— Required work —
Look below for the line containing "What data populates", then write out that line and every line after it to the end, exactly, minus the pictures.

** Materials provided follows **

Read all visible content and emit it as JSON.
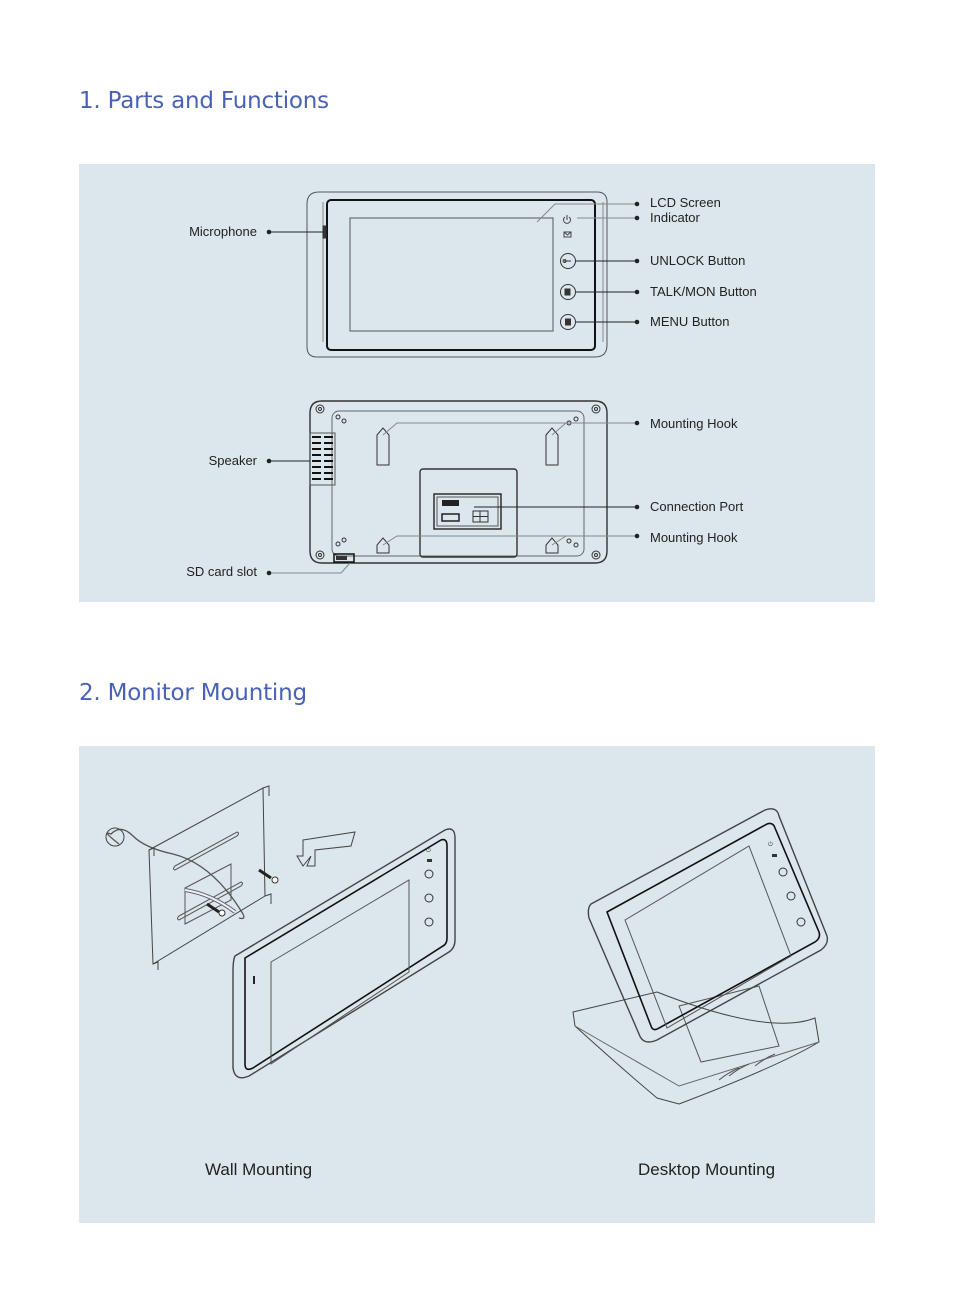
{
  "sections": [
    {
      "title": "1. Parts and Functions",
      "front_labels": {
        "microphone": "Microphone",
        "lcd_screen": "LCD Screen",
        "indicator": "Indicator",
        "unlock_button": "UNLOCK Button",
        "talk_mon_button": "TALK/MON Button",
        "menu_button": "MENU Button"
      },
      "back_labels": {
        "speaker": "Speaker",
        "sd_card_slot": "SD card slot",
        "mounting_hook_top": "Mounting Hook",
        "connection_port": "Connection Port",
        "mounting_hook_bottom": "Mounting Hook"
      },
      "icons": {
        "indicator_power": "power-icon",
        "indicator_message": "envelope-icon",
        "unlock": "key-icon",
        "talk_mon": "handset-icon",
        "menu": "menu-icon"
      }
    },
    {
      "title": "2. Monitor Mounting",
      "captions": {
        "wall": "Wall Mounting",
        "desktop": "Desktop Mounting"
      }
    }
  ],
  "colors": {
    "title": "#4a62b4",
    "panel_background": "#dce6ed",
    "line_art": "#333333"
  }
}
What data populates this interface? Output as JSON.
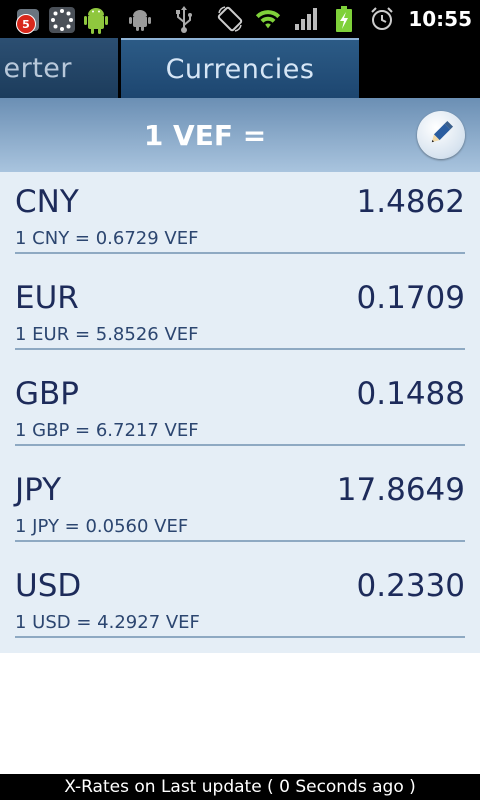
{
  "status_bar": {
    "notification_count": "5",
    "time": "10:55",
    "icons": [
      "notification-app-icon",
      "loading-icon",
      "android-icon",
      "android-debug-icon",
      "usb-icon",
      "rotate-icon",
      "wifi-icon",
      "signal-icon",
      "battery-charging-icon",
      "alarm-icon"
    ]
  },
  "tabs": [
    {
      "label": "Converter",
      "visible_fragment": "erter",
      "active": false
    },
    {
      "label": "Currencies",
      "active": true
    }
  ],
  "header": {
    "title": "1 VEF ="
  },
  "currencies": [
    {
      "code": "CNY",
      "value": "1.4862",
      "sub": "1 CNY = 0.6729 VEF"
    },
    {
      "code": "EUR",
      "value": "0.1709",
      "sub": "1 EUR = 5.8526 VEF"
    },
    {
      "code": "GBP",
      "value": "0.1488",
      "sub": "1 GBP = 6.7217 VEF"
    },
    {
      "code": "JPY",
      "value": "17.8649",
      "sub": "1 JPY = 0.0560 VEF"
    },
    {
      "code": "USD",
      "value": "0.2330",
      "sub": "1 USD = 4.2927 VEF"
    }
  ],
  "footer": {
    "text": "X-Rates on Last update ( 0 Seconds ago )"
  },
  "colors": {
    "accent": "#1d4670",
    "text": "#1d2b5a",
    "list_bg": "#e5eef6"
  }
}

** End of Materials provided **

— Output of the exercise —
What data populates this interface? Output as JSON.
{
  "status_bar": {
    "notification_count": "5",
    "time": "10:55",
    "icons": [
      "notification-app-icon",
      "loading-icon",
      "android-icon",
      "android-debug-icon",
      "usb-icon",
      "rotate-icon",
      "wifi-icon",
      "signal-icon",
      "battery-charging-icon",
      "alarm-icon"
    ]
  },
  "tabs": [
    {
      "label": "Converter",
      "visible_fragment": "erter",
      "active": false
    },
    {
      "label": "Currencies",
      "active": true
    }
  ],
  "header": {
    "title": "1 VEF ="
  },
  "currencies": [
    {
      "code": "CNY",
      "value": "1.4862",
      "sub": "1 CNY = 0.6729 VEF"
    },
    {
      "code": "EUR",
      "value": "0.1709",
      "sub": "1 EUR = 5.8526 VEF"
    },
    {
      "code": "GBP",
      "value": "0.1488",
      "sub": "1 GBP = 6.7217 VEF"
    },
    {
      "code": "JPY",
      "value": "17.8649",
      "sub": "1 JPY = 0.0560 VEF"
    },
    {
      "code": "USD",
      "value": "0.2330",
      "sub": "1 USD = 4.2927 VEF"
    }
  ],
  "footer": {
    "text": "X-Rates on Last update ( 0 Seconds ago )"
  },
  "colors": {
    "accent": "#1d4670",
    "text": "#1d2b5a",
    "list_bg": "#e5eef6"
  }
}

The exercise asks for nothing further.